(Problem):
Return the whole listing unchanged. Drop the images.

┄┄┄┄┄┄┄┄┄┄

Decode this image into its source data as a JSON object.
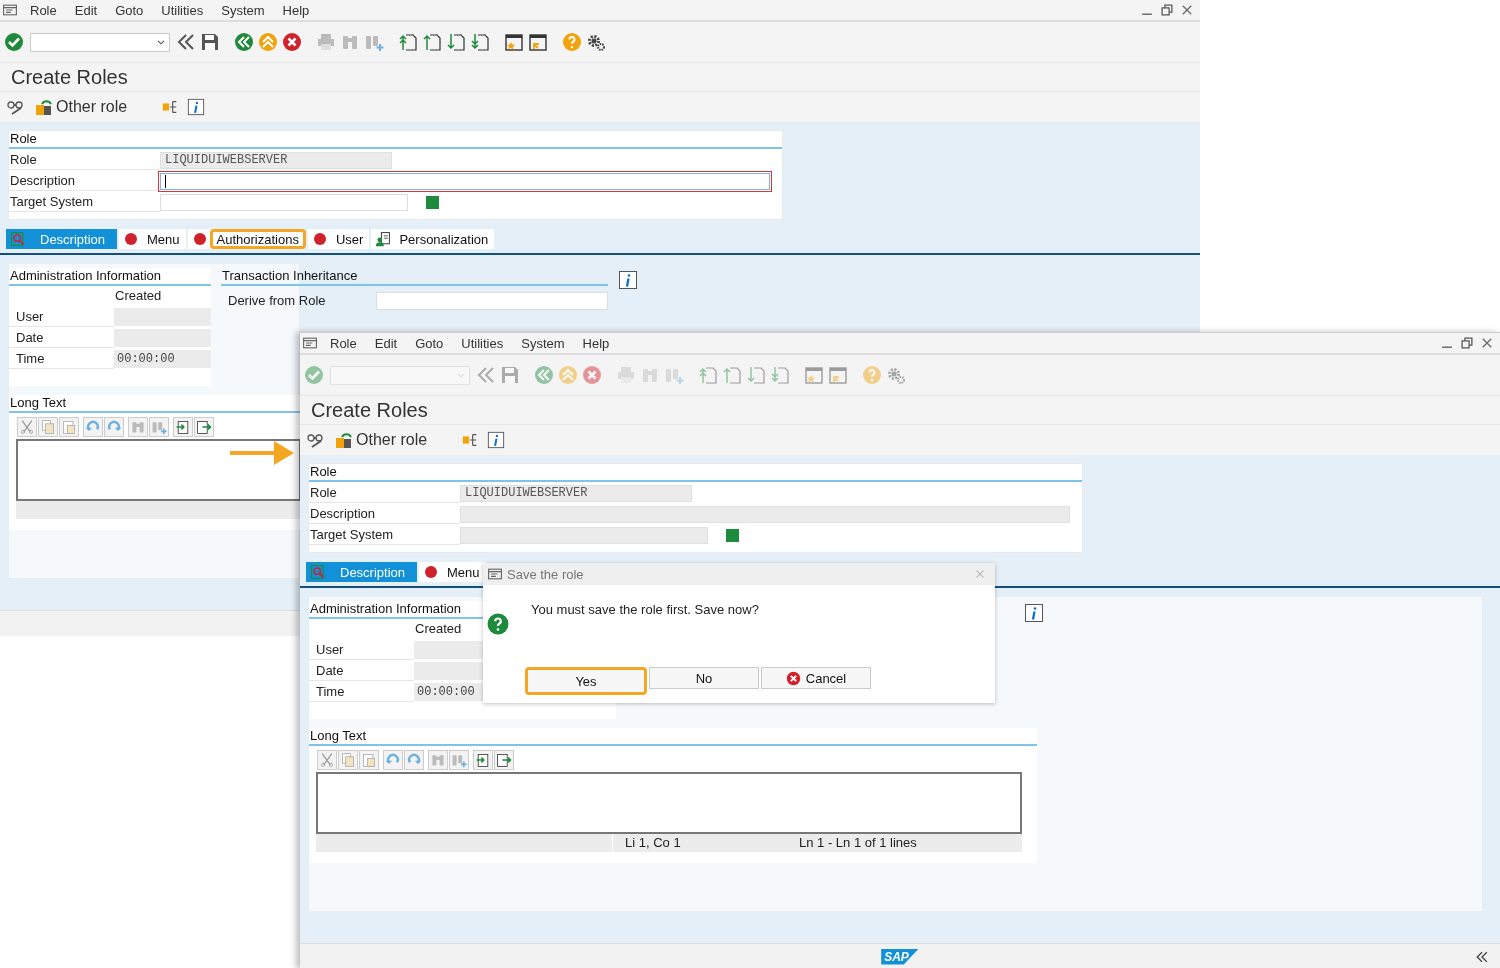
{
  "windows": [
    {
      "menu": [
        "Role",
        "Edit",
        "Goto",
        "Utilities",
        "System",
        "Help"
      ],
      "inactive": false,
      "title": "Create Roles",
      "app_toolbar": {
        "button": "Other role"
      },
      "role_group": {
        "heading": "Role",
        "fields": [
          {
            "label": "Role",
            "kind": "readonly",
            "value": "LIQUIDUIWEBSERVER"
          },
          {
            "label": "Description",
            "kind": "focused"
          },
          {
            "label": "Target System",
            "kind": "input"
          }
        ]
      },
      "tabs": [
        {
          "label": "Description",
          "kind": "overview",
          "selected": true,
          "highlighted": false
        },
        {
          "label": "Menu",
          "kind": "incomplete",
          "selected": false,
          "highlighted": false
        },
        {
          "label": "Authorizations",
          "kind": "incomplete",
          "selected": false,
          "highlighted": true
        },
        {
          "label": "User",
          "kind": "incomplete",
          "selected": false,
          "highlighted": false
        },
        {
          "label": "Personalization",
          "kind": "personal",
          "selected": false,
          "highlighted": false
        }
      ],
      "admin": {
        "heading": "Administration Information",
        "column": "Created",
        "rows": [
          {
            "label": "User"
          },
          {
            "label": "Date"
          },
          {
            "label": "Time",
            "value": "00:00:00"
          }
        ]
      },
      "inheritance": {
        "heading": "Transaction Inheritance",
        "label": "Derive from Role"
      },
      "long_text": {
        "heading": "Long Text"
      }
    },
    {
      "menu": [
        "Role",
        "Edit",
        "Goto",
        "Utilities",
        "System",
        "Help"
      ],
      "inactive": true,
      "title": "Create Roles",
      "app_toolbar": {
        "button": "Other role"
      },
      "role_group": {
        "heading": "Role",
        "fields": [
          {
            "label": "Role",
            "kind": "readonly",
            "value": "LIQUIDUIWEBSERVER"
          },
          {
            "label": "Description",
            "kind": "readonly"
          },
          {
            "label": "Target System",
            "kind": "readonly"
          }
        ]
      },
      "tabs": [
        {
          "label": "Description",
          "kind": "overview",
          "selected": true,
          "highlighted": false
        },
        {
          "label": "Menu",
          "kind": "incomplete",
          "selected": false,
          "highlighted": false
        }
      ],
      "admin": {
        "heading": "Administration Information",
        "column": "Created",
        "rows": [
          {
            "label": "User"
          },
          {
            "label": "Date"
          },
          {
            "label": "Time",
            "value": "00:00:00"
          }
        ]
      },
      "long_text": {
        "heading": "Long Text",
        "status": [
          "Li 1, Co 1",
          "Ln 1 - Ln 1 of 1 lines"
        ]
      },
      "footer": {
        "logo": "SAP"
      },
      "dialog": {
        "title": "Save the role",
        "message": "You must save the role first. Save now?",
        "buttons": [
          {
            "label": "Yes",
            "kind": "plain",
            "highlighted": true
          },
          {
            "label": "No",
            "kind": "plain",
            "highlighted": false
          },
          {
            "label": "Cancel",
            "kind": "cancel",
            "highlighted": false
          }
        ]
      }
    }
  ]
}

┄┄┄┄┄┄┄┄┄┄

(Solution to the exercise):
Decode this image into its source data as a JSON object.
{
  "windows": [
    {
      "menu": [
        "Role",
        "Edit",
        "Goto",
        "Utilities",
        "System",
        "Help"
      ],
      "inactive": false,
      "title": "Create Roles",
      "app_toolbar": {
        "button": "Other role"
      },
      "role_group": {
        "heading": "Role",
        "fields": [
          {
            "label": "Role",
            "kind": "readonly",
            "value": "LIQUIDUIWEBSERVER"
          },
          {
            "label": "Description",
            "kind": "focused"
          },
          {
            "label": "Target System",
            "kind": "input"
          }
        ]
      },
      "tabs": [
        {
          "label": "Description",
          "kind": "overview",
          "selected": true,
          "highlighted": false
        },
        {
          "label": "Menu",
          "kind": "incomplete",
          "selected": false,
          "highlighted": false
        },
        {
          "label": "Authorizations",
          "kind": "incomplete",
          "selected": false,
          "highlighted": true
        },
        {
          "label": "User",
          "kind": "incomplete",
          "selected": false,
          "highlighted": false
        },
        {
          "label": "Personalization",
          "kind": "personal",
          "selected": false,
          "highlighted": false
        }
      ],
      "admin": {
        "heading": "Administration Information",
        "column": "Created",
        "rows": [
          {
            "label": "User"
          },
          {
            "label": "Date"
          },
          {
            "label": "Time",
            "value": "00:00:00"
          }
        ]
      },
      "inheritance": {
        "heading": "Transaction Inheritance",
        "label": "Derive from Role"
      },
      "long_text": {
        "heading": "Long Text"
      }
    },
    {
      "menu": [
        "Role",
        "Edit",
        "Goto",
        "Utilities",
        "System",
        "Help"
      ],
      "inactive": true,
      "title": "Create Roles",
      "app_toolbar": {
        "button": "Other role"
      },
      "role_group": {
        "heading": "Role",
        "fields": [
          {
            "label": "Role",
            "kind": "readonly",
            "value": "LIQUIDUIWEBSERVER"
          },
          {
            "label": "Description",
            "kind": "readonly"
          },
          {
            "label": "Target System",
            "kind": "readonly"
          }
        ]
      },
      "tabs": [
        {
          "label": "Description",
          "kind": "overview",
          "selected": true,
          "highlighted": false
        },
        {
          "label": "Menu",
          "kind": "incomplete",
          "selected": false,
          "highlighted": false
        }
      ],
      "admin": {
        "heading": "Administration Information",
        "column": "Created",
        "rows": [
          {
            "label": "User"
          },
          {
            "label": "Date"
          },
          {
            "label": "Time",
            "value": "00:00:00"
          }
        ]
      },
      "long_text": {
        "heading": "Long Text",
        "status": [
          "Li 1, Co 1",
          "Ln 1 - Ln 1 of 1 lines"
        ]
      },
      "footer": {
        "logo": "SAP"
      },
      "dialog": {
        "title": "Save the role",
        "message": "You must save the role first. Save now?",
        "buttons": [
          {
            "label": "Yes",
            "kind": "plain",
            "highlighted": true
          },
          {
            "label": "No",
            "kind": "plain",
            "highlighted": false
          },
          {
            "label": "Cancel",
            "kind": "cancel",
            "highlighted": false
          }
        ]
      }
    }
  ]
}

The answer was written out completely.